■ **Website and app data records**
**********

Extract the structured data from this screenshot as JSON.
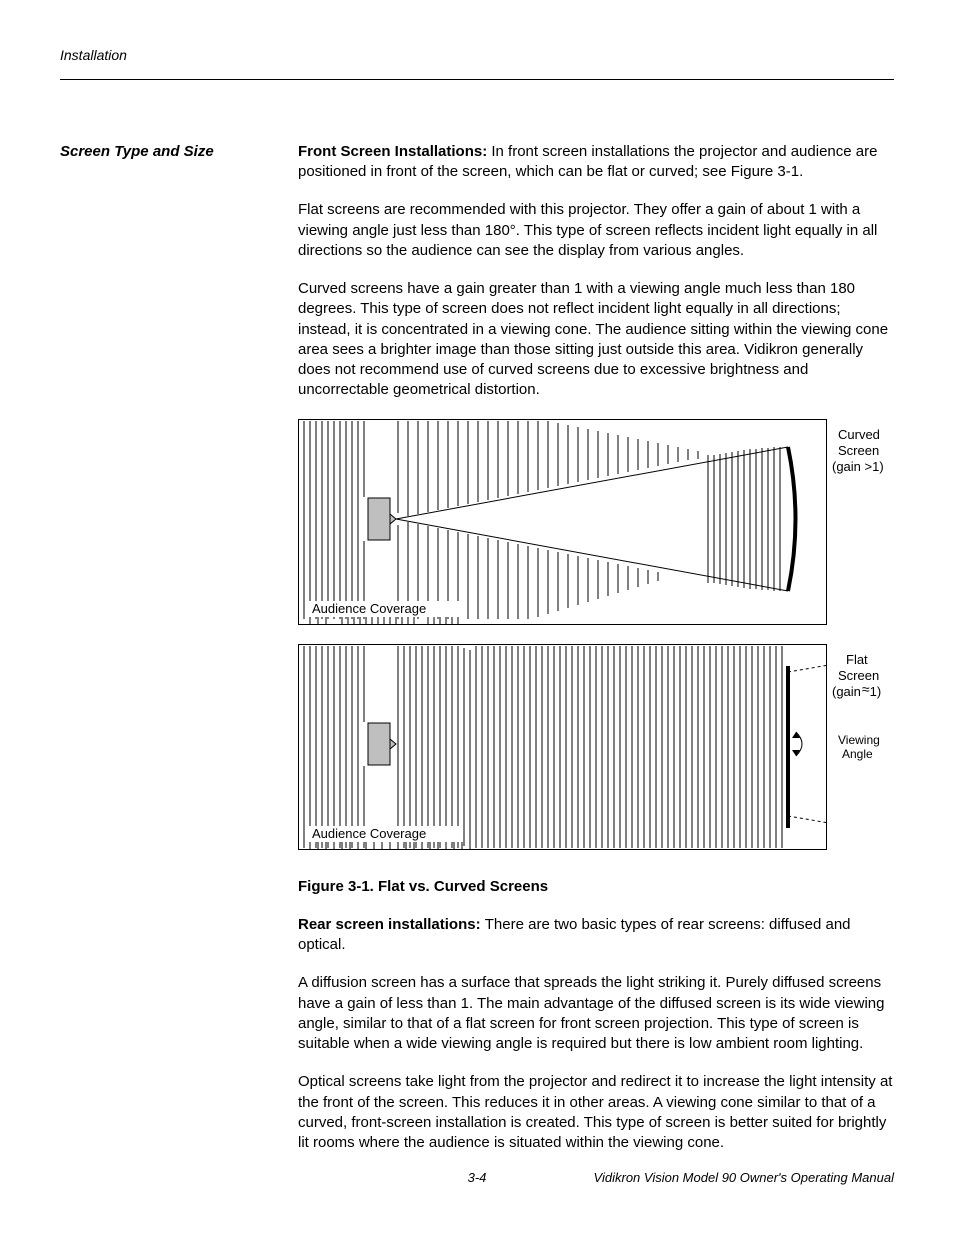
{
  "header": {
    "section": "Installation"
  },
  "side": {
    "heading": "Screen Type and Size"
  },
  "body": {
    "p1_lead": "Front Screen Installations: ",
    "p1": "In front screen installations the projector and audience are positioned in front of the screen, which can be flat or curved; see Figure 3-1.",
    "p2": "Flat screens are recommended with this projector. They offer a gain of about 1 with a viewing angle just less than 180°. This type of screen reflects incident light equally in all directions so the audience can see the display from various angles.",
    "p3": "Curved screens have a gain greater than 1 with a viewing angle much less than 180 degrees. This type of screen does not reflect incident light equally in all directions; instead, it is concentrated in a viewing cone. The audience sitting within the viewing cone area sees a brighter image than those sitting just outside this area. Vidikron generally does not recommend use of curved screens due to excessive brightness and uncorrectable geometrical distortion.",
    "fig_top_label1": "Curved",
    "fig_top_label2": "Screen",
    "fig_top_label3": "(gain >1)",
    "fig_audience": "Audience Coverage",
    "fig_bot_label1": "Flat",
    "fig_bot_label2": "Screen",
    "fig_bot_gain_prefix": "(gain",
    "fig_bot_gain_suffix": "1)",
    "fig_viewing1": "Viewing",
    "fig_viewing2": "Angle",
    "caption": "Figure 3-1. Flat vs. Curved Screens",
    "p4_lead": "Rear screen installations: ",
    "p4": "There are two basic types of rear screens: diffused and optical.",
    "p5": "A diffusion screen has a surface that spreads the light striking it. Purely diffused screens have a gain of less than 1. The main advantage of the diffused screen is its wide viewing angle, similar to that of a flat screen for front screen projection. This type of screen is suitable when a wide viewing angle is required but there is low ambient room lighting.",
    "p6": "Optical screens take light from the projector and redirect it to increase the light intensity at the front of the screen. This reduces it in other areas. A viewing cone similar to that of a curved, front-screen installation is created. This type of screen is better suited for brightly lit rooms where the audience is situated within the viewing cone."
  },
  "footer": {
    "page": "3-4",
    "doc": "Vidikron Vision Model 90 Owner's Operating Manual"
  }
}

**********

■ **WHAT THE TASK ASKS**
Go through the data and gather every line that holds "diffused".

■ **SOLUTION FOR THIS EXERCISE**
    "p4": "There are two basic types of rear screens: diffused and optical.",
    "p5": "A diffusion screen has a surface that spreads the light striking it. Purely diffused screens have a gain of less than 1. The main advantage of the diffused screen is its wide viewing angle, similar to that of a flat screen for front screen projection. This type of screen is suitable when a wide viewing angle is required but there is low ambient room lighting.",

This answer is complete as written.